-Alex Brundige


J. Cole - The Warm Up (mixtape)

This guy came out of obscurity pretty much. 
Big time Jay-Z vibe, he even gives Dead Presidents a shot:

He's got some emotional stuff and a pretty cool story (packed his bags one day and moved to the big city, where he didn't know a single person) 

download his free mixtape right here:


Discovery - Carby (ft. Vampire Weekend)

Vampire Weekend are one of the whitest bands ever, and they just made a wicked awesome dance song. This makes me wonder what other pale rockers are capable of.


Raekwon ft. Ghostface & Method Man - New Wu

Method Man... I've never seen a man use so much hair spray on so little hair, just to put a hat on after!?!?

Nonetheless, amazing beat and great (kind of) new track.


Demon's Souls

Jimminy Christmas, this looks ridiculous.
Future of gaming needs to take this cinematic route.


Jay-Z - D.O.A. (Death of Autotune)

"Good riddance!"

and T-Pain shows up at his own funeral at 1:40


John Cage

If I keep listening to John Cage I'm going to start making some weird-ass music.
Starting to not seem like a bad idea.



Bill.. has been killed?

Kill Bill/Kung Fu/Death Race 2000/a-million-more-low-budget-things star David Carradine passed away yesterday. 

"Oscar-nominated actor David Carradine, best known for his leading role of Kwai Chang Caine on TV's Kung Fu in the 1970s, died Wednesday in Bangkok, where he was shooting a film, his manager confirmed Thursday. The star was 72.

According to manager Chuck Binder, the movie's producer went to Carradine's hotel room and found that he had passed away. Binder told Fox News the death is ‘shocking and sad. He was full of life, always wanting to work ... a great person.’”


I find this particularly upsetting for some reason. Some Kill Bill viewings are definitely needed now.

Remember him for his lispy-charm:


Printing the Newspaper Supplement

Magazines and newspaper will always have superiority over online news because of what this video shows. 
The hard work, team effort, material aesthetics, and physical gratification. 

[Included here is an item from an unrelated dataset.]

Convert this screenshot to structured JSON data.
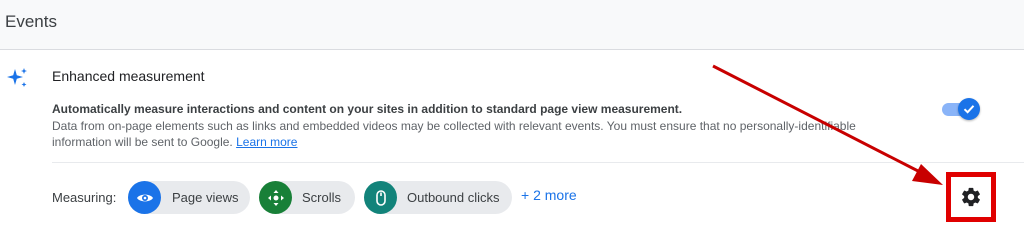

When I write something for the internet or any sort of online news outlet, I immediately feel like it's being thrown into the ether of the internet and, in a way, being lost forever. Even though it's momentarily rooted in one location, it forms this intangible ..thing.. that, despite having my name slapped on it, feels gone from me.

But having your thoughts on paper, and I imagine, in the paper, in a magazine, it's there. There's no reaching into space to pull out your thoughts from a blog post or something. Despite being able to rip it up into a thousand pieces or burn it down to dust, it still seems like it's always been more alive than a story dropped into the internet abyss.

I wouldn't mind working here a single bit:

DJ Shadow - This Time

Man, oh, man. I love the art of 8-bit.
Directed by Mykola Dosenko (who is definitely getting his own post soon enough).